▶ _Available records_:
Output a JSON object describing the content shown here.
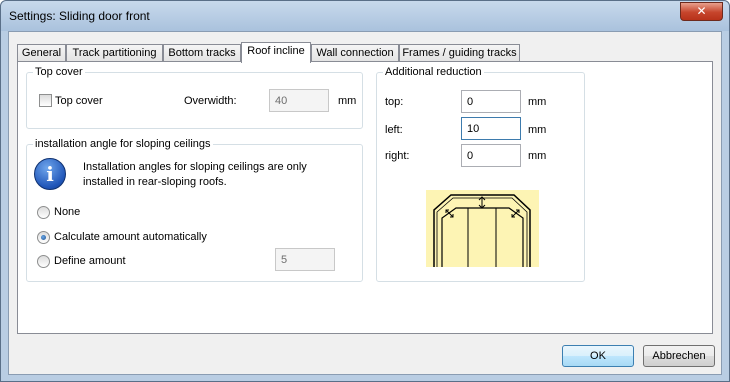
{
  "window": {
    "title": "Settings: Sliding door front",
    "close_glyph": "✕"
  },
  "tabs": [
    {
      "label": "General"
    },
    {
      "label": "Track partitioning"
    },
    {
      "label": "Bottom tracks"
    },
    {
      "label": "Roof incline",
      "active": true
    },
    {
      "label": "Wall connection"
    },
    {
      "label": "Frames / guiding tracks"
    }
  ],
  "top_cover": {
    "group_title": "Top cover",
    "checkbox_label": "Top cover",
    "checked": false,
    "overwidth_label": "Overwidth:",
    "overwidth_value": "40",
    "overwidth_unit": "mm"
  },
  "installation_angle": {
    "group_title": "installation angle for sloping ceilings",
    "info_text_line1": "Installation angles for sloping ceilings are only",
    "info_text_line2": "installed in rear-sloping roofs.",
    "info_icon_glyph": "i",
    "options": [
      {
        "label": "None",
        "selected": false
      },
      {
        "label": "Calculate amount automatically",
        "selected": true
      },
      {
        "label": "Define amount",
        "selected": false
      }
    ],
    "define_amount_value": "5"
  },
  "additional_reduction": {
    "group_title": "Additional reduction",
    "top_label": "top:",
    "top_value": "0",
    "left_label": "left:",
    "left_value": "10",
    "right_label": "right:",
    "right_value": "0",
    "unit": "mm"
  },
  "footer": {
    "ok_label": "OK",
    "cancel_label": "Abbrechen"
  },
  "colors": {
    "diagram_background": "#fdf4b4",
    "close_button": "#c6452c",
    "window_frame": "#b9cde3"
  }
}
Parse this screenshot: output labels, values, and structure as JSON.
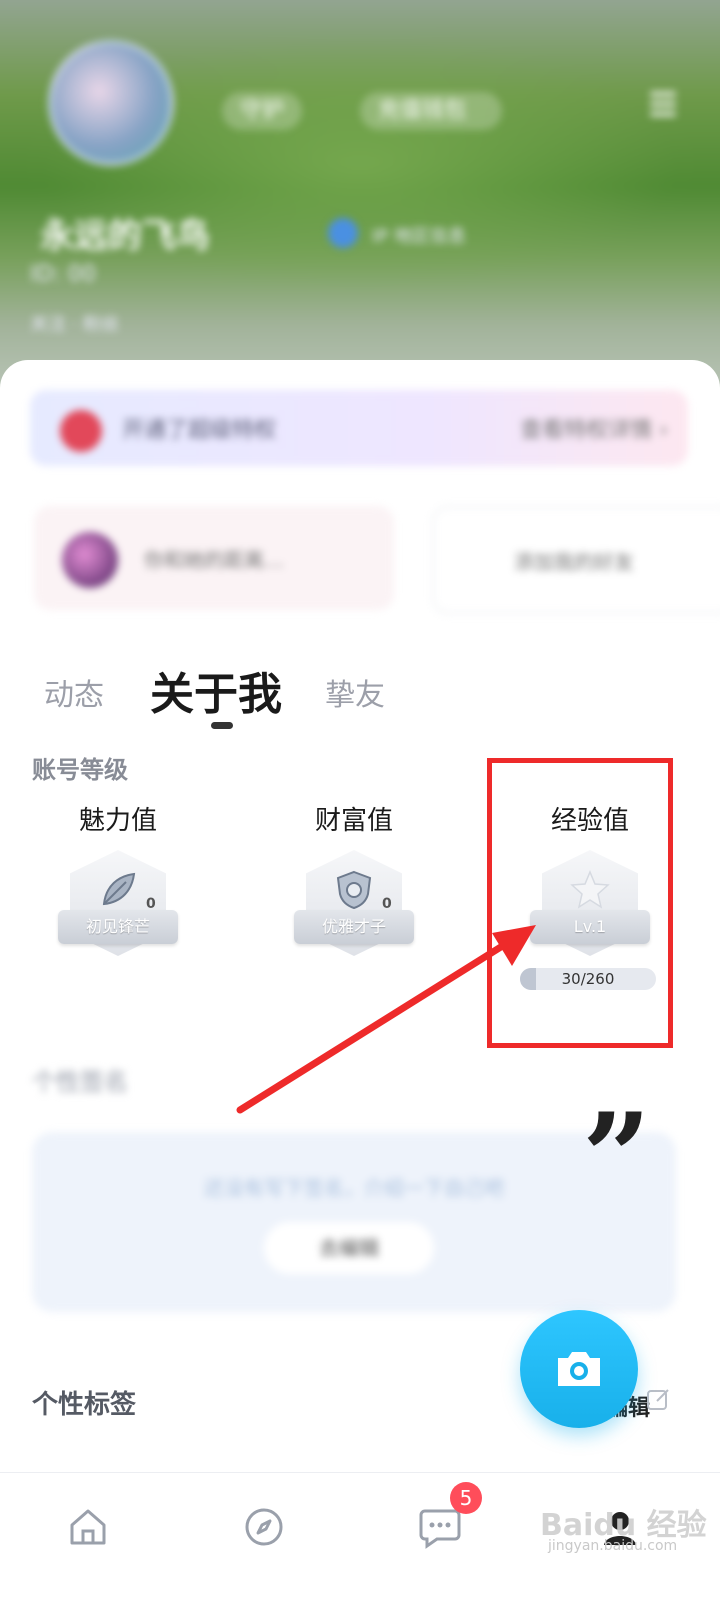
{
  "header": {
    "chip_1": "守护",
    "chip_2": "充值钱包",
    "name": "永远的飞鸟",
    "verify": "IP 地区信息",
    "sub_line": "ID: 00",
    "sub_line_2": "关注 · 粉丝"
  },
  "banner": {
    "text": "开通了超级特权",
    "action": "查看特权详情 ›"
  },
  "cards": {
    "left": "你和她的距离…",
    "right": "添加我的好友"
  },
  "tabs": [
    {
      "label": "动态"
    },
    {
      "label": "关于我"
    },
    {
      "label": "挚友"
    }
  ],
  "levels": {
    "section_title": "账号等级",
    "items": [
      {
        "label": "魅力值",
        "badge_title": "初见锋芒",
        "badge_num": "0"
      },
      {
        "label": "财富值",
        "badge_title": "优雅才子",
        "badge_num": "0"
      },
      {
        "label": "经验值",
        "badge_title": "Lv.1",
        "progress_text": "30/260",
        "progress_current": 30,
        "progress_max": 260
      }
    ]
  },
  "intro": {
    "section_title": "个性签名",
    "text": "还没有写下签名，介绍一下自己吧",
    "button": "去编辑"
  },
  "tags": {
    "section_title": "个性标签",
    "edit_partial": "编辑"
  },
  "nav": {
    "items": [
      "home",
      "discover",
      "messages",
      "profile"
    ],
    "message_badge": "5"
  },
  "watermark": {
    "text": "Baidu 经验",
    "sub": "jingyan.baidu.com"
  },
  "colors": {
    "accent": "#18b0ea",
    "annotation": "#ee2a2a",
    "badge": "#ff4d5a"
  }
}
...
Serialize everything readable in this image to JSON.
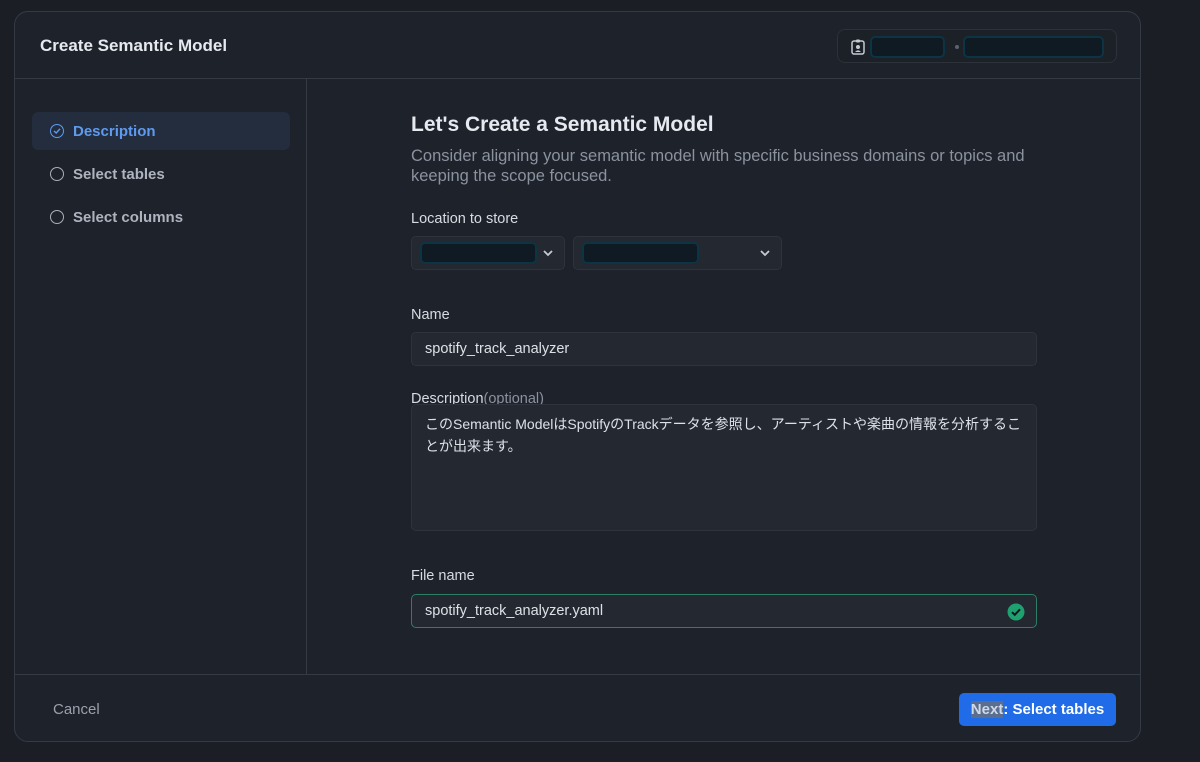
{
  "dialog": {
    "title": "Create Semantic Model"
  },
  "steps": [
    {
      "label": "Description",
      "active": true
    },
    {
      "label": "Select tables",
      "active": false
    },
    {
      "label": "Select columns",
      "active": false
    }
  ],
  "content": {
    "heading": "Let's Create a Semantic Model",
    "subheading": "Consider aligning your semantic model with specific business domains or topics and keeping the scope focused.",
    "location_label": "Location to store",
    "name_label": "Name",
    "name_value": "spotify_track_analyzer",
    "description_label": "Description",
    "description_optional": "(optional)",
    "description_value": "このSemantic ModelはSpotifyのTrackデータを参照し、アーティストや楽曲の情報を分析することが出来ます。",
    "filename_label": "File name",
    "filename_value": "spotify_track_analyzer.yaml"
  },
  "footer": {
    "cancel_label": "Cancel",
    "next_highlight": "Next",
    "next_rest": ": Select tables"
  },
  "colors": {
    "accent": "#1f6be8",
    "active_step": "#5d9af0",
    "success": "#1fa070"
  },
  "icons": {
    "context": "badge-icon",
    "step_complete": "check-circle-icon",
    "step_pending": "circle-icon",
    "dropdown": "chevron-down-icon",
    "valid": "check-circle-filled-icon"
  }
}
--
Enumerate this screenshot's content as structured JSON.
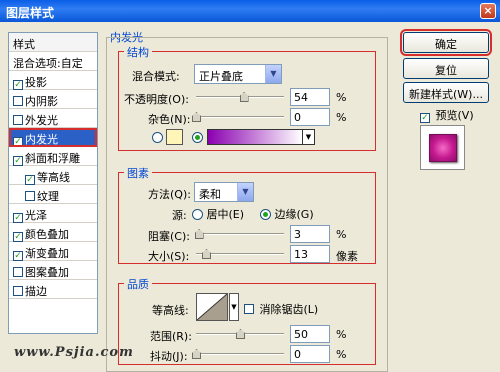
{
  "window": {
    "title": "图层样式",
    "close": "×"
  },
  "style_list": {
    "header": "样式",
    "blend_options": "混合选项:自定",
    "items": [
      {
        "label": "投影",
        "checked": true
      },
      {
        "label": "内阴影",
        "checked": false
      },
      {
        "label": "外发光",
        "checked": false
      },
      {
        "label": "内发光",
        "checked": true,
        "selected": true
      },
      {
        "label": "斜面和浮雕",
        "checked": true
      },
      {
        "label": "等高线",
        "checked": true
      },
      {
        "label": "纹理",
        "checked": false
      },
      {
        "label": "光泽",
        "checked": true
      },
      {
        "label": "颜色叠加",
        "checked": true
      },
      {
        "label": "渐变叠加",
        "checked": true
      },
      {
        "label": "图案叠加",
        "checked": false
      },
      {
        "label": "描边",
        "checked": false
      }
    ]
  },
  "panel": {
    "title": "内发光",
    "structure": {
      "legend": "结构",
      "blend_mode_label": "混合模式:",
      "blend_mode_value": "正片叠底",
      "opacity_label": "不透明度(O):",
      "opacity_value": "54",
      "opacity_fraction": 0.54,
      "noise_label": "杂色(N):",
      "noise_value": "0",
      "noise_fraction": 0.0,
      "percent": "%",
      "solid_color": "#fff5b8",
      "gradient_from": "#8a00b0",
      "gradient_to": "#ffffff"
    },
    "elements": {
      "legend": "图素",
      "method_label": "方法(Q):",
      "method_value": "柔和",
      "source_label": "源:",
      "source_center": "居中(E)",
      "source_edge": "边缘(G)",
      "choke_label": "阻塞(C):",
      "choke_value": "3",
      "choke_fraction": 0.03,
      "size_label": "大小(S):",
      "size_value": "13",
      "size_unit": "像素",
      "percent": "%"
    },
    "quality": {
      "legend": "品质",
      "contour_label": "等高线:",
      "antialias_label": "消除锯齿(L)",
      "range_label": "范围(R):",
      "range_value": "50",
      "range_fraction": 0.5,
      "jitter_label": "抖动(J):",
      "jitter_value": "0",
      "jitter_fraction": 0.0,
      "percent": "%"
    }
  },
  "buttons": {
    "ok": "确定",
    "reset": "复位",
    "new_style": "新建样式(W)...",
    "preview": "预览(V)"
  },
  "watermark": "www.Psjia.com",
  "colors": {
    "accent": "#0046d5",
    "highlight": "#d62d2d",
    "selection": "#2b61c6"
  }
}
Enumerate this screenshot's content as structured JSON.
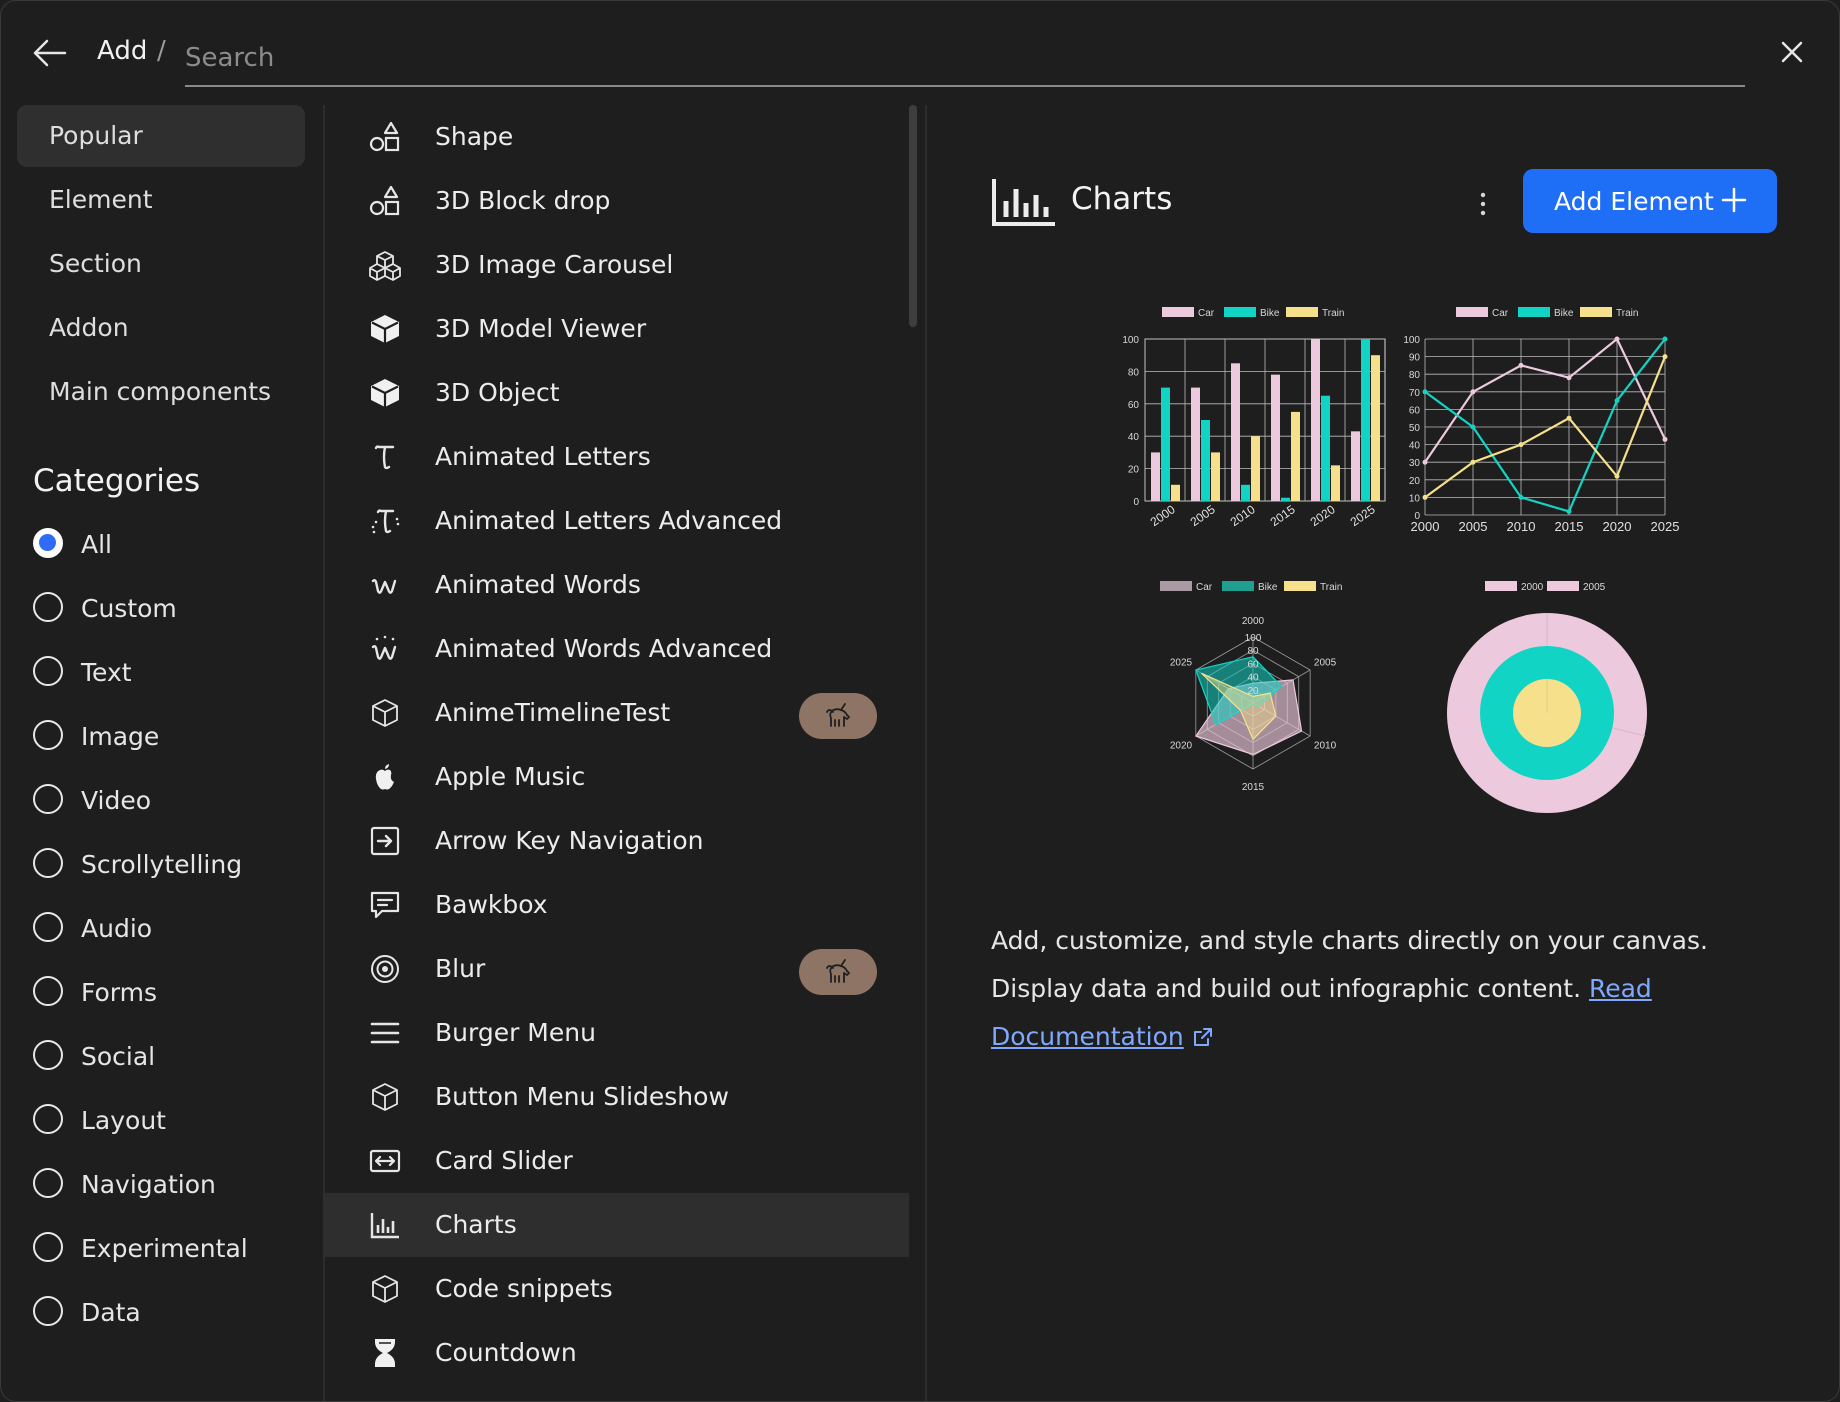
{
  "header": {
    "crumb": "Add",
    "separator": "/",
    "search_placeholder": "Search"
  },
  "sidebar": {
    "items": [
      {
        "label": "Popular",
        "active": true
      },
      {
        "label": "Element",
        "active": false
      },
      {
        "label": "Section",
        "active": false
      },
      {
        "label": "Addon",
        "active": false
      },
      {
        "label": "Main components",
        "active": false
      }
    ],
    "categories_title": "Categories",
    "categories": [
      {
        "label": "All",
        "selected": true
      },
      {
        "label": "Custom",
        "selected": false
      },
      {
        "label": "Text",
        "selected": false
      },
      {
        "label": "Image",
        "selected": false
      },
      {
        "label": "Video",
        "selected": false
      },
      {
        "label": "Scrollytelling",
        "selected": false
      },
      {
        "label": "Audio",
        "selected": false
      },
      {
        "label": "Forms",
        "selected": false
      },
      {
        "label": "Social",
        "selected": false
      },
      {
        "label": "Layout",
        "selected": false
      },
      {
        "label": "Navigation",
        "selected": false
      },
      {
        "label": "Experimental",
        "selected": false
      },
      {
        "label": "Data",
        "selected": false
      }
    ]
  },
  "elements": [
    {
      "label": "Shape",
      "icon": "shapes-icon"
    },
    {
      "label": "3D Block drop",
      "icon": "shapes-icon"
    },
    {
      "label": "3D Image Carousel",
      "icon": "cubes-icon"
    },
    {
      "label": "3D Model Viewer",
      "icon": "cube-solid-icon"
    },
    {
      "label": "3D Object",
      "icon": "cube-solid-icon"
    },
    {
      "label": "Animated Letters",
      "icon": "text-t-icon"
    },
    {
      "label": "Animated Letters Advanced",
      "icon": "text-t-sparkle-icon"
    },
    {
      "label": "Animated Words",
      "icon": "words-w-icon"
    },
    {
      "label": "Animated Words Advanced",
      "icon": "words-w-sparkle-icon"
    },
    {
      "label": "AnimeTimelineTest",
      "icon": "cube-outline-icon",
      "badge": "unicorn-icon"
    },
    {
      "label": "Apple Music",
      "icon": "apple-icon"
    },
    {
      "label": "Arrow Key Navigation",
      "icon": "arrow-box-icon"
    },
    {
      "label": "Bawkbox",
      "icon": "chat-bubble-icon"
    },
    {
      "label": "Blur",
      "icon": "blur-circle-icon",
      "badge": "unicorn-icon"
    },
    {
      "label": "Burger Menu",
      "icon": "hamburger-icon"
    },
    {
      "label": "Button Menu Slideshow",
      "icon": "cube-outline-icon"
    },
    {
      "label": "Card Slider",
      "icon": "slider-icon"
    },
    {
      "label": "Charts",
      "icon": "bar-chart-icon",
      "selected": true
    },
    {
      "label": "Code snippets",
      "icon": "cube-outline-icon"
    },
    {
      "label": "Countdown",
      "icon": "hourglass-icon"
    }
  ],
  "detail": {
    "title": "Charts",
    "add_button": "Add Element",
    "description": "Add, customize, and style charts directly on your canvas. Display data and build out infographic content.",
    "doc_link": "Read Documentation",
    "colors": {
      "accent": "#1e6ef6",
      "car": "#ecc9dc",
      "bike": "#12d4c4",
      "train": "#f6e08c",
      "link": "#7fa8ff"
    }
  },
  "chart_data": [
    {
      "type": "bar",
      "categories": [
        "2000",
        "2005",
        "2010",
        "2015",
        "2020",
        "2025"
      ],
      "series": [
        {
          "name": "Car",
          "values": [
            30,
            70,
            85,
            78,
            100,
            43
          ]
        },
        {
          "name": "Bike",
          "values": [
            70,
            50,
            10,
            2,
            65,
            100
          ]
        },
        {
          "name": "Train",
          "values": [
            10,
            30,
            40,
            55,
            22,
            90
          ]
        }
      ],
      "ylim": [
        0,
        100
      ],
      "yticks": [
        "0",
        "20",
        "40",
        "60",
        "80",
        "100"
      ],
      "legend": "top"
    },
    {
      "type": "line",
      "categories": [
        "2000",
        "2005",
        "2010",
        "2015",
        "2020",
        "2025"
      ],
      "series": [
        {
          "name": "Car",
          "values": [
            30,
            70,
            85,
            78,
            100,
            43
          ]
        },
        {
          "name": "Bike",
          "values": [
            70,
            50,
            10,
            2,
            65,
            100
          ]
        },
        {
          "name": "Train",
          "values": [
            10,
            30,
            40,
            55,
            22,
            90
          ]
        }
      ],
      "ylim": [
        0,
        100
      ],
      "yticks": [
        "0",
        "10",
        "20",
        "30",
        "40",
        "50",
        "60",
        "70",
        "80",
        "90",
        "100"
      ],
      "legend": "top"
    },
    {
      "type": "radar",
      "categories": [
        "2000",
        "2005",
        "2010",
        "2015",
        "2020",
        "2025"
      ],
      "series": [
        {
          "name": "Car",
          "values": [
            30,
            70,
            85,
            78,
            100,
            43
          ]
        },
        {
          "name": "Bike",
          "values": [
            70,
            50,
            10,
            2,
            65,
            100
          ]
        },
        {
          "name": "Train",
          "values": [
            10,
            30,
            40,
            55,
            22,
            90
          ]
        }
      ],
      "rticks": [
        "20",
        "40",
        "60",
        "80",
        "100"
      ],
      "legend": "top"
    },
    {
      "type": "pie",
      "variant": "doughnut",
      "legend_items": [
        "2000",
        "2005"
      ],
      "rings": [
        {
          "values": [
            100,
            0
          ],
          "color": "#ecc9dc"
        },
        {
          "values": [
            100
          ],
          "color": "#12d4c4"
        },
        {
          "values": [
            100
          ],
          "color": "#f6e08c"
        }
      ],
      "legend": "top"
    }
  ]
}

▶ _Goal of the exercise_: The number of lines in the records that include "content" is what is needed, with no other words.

▶ _Task answer_: 5